2008 holiday card stylist tips and tricks
Choosing your photo:
· What (not) to wear? - Rule of thumb is leave the busy holiday patterns for holiday pajamas. If family members insist on wearing clashing colors, opt for a black and white photo; it's flattering for everyone and pairs well with the largest selection of card designs.
· To pose or not to pose - A posed family portrait is still the most popular choice for holiday card photos. However, candid shots are gaining in popularity as a way to add a light-hearted touch to the season. Have the family try to make a pyramid, bring the dog into the photo, or simply chronicle the spontaneous moments of any given day to capture your family's unscripted moments.
· Where should we take the photo? -If you are choosing an outdoor location, remember to keep the light source behind you and get some of the colors of the outdoors into the shot along with your subjects. If you're shooting indoors, try to forego the flash by flooding the house with natural or artificial light. The tiny flash on a camera can sometimes produce a harsh and cold effect.
· The Art of Looking Sideways - Try taking your photos both horizontally and vertically to avail yourself of the greatest option of corresponding card designs
· Take your photo during the "Golden Hour" - The first hour immediately after sunrise and the hour prior to sunset are commonly known as the "Golden Hour" for photographing landscapes or subjects outdoors. Shooting in the middle of the day, under a blinding sun, tends to wash out the details in a picture.
· Big family? - No problem! Keep everyone close together so there's nothing else in the picture competing for attention. And whether there are two people in the picture or ten, don't worry about placing everyone by order of height-this isn't a class photo.
· Don't you see? It was right here all along - Rather than scheduling a dedicated holiday card photo shoot, most people have wonderful images already in their photo collection. Look through favorite pictures from this year's vacation or other special gatherings and select a photo that truly captures your family's year-round holiday spirit.
Selecting the card that's right for you:
· Don't put the cart (or card) before the horse: When making a holiday photo card, select your photo first and then let that guide your choice of card design
· How can I give make my cards stand out this year? -Select a card design that employs a modern color palette - right now brown, red, light blue and chartreuse accents are very on-trend. Gold accents add a very current "Hollywood luxe" feel. Once again this season, red is the "it" color for cards; fortunately it's a color that flatters all skin tones.

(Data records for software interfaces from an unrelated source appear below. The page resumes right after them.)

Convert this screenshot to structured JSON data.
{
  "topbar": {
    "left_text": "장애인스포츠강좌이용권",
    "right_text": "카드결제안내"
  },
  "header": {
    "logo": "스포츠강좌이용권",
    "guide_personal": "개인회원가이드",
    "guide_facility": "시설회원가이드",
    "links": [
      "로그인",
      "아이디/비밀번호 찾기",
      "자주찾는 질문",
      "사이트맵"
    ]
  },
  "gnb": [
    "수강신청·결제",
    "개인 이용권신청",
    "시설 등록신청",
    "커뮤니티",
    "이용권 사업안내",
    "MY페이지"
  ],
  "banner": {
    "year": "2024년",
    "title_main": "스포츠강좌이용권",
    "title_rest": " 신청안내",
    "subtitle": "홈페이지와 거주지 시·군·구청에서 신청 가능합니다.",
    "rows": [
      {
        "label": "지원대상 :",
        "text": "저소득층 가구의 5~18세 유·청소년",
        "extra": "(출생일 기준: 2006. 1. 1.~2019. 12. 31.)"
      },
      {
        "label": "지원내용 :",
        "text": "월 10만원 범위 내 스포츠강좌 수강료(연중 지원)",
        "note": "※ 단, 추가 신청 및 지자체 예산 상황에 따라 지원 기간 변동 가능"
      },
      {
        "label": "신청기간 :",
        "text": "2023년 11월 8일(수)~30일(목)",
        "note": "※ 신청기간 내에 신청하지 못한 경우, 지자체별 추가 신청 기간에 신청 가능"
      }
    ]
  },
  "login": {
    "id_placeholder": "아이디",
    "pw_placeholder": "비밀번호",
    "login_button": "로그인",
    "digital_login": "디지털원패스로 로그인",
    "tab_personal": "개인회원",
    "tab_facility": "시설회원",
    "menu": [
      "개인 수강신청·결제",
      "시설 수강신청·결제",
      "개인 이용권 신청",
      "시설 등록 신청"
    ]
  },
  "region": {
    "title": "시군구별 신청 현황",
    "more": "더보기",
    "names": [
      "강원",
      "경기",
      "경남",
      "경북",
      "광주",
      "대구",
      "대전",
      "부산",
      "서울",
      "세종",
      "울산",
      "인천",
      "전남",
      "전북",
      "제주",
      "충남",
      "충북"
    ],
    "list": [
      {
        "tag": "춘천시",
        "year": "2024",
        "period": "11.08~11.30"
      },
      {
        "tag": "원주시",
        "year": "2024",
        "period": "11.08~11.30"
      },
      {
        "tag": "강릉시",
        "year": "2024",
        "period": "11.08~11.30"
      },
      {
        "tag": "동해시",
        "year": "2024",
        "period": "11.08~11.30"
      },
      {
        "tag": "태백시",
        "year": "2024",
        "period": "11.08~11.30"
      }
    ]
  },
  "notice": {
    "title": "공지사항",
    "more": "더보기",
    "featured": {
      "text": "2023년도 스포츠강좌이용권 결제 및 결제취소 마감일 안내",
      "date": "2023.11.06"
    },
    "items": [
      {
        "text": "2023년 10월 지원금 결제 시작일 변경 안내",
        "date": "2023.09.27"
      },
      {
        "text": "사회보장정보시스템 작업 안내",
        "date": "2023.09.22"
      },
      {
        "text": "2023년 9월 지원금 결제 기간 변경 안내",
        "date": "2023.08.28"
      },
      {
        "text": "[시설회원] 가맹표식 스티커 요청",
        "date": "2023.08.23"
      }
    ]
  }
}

· What do the holidays mean to you? - select imagery that best matches your connection to the holidays - classic stripes, modern circles or fun holiday icons like snowmen or candy canes.
· No kids? No problem! - Showcase your favorite photo of recent travels, your pet, even a picture of your home town. Better yet, share a photo of your favorite holiday dish and include the recipe.
· Humor is on the rise - More and more photographers are opting for humorous cards instead of straight-faced greetings; for example a card with a photo of a new baby crying with the caption: "wishing you a silent night this Christmas."
What to say and how to say it:
· Keep the faith: Rather than choosing sides in the great "Merry Christmas vs. Happy Holidays" debate, create two versions of the same card - a traditional or religious card and a secular card for family and friends of different faiths.
· Name that card: It's polite to sign your own name to personalize your cards even if it's already pre-printed in the greeting, and sign your last name to those you don't know well.
· It's all in the family: Include your daughter or son's fiancée in your holiday card photo, but wait until things become more "official" to include a boyfriend or girlfriend.
· Keeping up with the Joneses…and Smiths: For families with different last names, address the card to Jennifer Jones and Jeff Smith. If there are kids, Jennifer Jones, Jeff Smith and family.
· It's all a matter of time: Ideally, mail holiday cards the first two weeks of December. You should target Dec 10 as your "mail by" date. According to a spokesperson for the U.S. Postal Service, cards sent by first-class mail on or before Saturday December 20 will be delivered anywhere in the United States no later than December 24.
For more tips and tricks, visit www.shutterfly.com/solutions/holiday/cardfinder.html